At Oxford, the tutorial system is alive, but under pressure. The vast majority of senior academics are contractually expected to teach undergraduates in very small groups and sometimes singly – and most of them do so willingly. This is not the most economically efficient way of teaching: it is, to use the modern idiom, “resource-heavy”. But when it works it is invaluable, certainly for the students. Many of the academics get something from it, too, but the juggling act required of them is hard and they are not that well rewarded for it.

In his final, political chapter Deresiewicz calls for the destruction of his largest target – the “hereditary meritocracy”. The decline of social mobility in the United States (and the UK) is a rich and important topic, and to that end he is desperate for students to be more actively engaged in American politics. But his own political analysis is feeble. The failed Democratic candidate in the 1988 US presidential election, Michael Dukakis, educated at Swarthmore and Harvard Law School (poor man), is a “high-IQ moron if ever there was one” but Barack Obama is even worse. The president behaves as if he has “no conception of competing values, interests or perspectives, no idea that society is more than just equations”.

Come off it. Governing America is not that simple. Rage and polemic have their uses, but so do rigour and a respect for complexity. Read in that light, Excellent Sheep does not make the grade.

Mark Damazer is the Master of St Peter’s College, Oxford, and a former controller of BBC Radio 4
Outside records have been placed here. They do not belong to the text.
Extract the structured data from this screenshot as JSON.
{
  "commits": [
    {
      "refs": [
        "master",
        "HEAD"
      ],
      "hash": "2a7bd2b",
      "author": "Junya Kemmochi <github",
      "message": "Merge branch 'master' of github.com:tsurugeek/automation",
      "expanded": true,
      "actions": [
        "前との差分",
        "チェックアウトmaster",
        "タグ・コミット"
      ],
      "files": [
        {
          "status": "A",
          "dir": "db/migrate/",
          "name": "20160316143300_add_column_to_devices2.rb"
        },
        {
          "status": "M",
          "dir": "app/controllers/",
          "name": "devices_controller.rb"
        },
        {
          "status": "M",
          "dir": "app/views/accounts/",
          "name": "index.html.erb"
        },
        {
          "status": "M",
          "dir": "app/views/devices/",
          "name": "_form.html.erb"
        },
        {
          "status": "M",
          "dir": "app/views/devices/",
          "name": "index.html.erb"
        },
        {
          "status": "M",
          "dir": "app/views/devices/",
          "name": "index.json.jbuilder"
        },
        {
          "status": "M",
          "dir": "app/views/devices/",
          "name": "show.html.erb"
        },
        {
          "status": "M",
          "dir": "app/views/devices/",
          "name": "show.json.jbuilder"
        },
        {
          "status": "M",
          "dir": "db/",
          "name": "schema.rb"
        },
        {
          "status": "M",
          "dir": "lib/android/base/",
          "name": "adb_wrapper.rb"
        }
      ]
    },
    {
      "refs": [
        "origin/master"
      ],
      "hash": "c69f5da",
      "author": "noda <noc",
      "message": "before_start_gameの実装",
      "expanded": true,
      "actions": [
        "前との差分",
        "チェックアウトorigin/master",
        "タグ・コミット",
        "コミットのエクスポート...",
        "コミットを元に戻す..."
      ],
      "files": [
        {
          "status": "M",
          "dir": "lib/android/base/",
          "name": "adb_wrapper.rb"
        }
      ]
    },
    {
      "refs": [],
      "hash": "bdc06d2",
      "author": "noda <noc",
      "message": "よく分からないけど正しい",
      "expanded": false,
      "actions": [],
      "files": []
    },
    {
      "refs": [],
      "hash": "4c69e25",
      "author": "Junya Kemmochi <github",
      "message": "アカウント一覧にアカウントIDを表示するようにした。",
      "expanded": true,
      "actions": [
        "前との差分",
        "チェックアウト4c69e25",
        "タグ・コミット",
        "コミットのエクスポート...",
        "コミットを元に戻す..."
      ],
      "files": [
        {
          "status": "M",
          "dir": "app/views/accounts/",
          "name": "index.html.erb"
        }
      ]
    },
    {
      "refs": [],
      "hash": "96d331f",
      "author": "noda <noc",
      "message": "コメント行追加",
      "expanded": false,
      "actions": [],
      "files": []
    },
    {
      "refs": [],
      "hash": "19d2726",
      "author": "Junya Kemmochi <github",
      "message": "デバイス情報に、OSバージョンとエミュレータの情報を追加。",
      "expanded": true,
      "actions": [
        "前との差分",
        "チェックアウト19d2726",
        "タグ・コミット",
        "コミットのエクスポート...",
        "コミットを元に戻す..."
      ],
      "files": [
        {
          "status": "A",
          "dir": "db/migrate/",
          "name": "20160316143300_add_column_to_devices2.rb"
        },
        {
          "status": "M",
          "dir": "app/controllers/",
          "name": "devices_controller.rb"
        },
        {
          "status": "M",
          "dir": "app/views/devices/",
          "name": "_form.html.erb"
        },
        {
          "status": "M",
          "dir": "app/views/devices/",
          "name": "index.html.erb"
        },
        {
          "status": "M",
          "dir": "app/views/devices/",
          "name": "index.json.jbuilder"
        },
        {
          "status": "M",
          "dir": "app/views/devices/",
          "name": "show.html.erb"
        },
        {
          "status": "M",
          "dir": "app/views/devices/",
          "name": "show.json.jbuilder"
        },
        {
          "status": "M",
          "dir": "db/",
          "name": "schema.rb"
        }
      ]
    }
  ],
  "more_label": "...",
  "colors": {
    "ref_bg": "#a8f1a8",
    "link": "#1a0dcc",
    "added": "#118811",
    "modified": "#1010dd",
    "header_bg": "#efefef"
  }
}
This article first appeared in the 30 September 2014 issue of the New Statesman, ISIS vs The World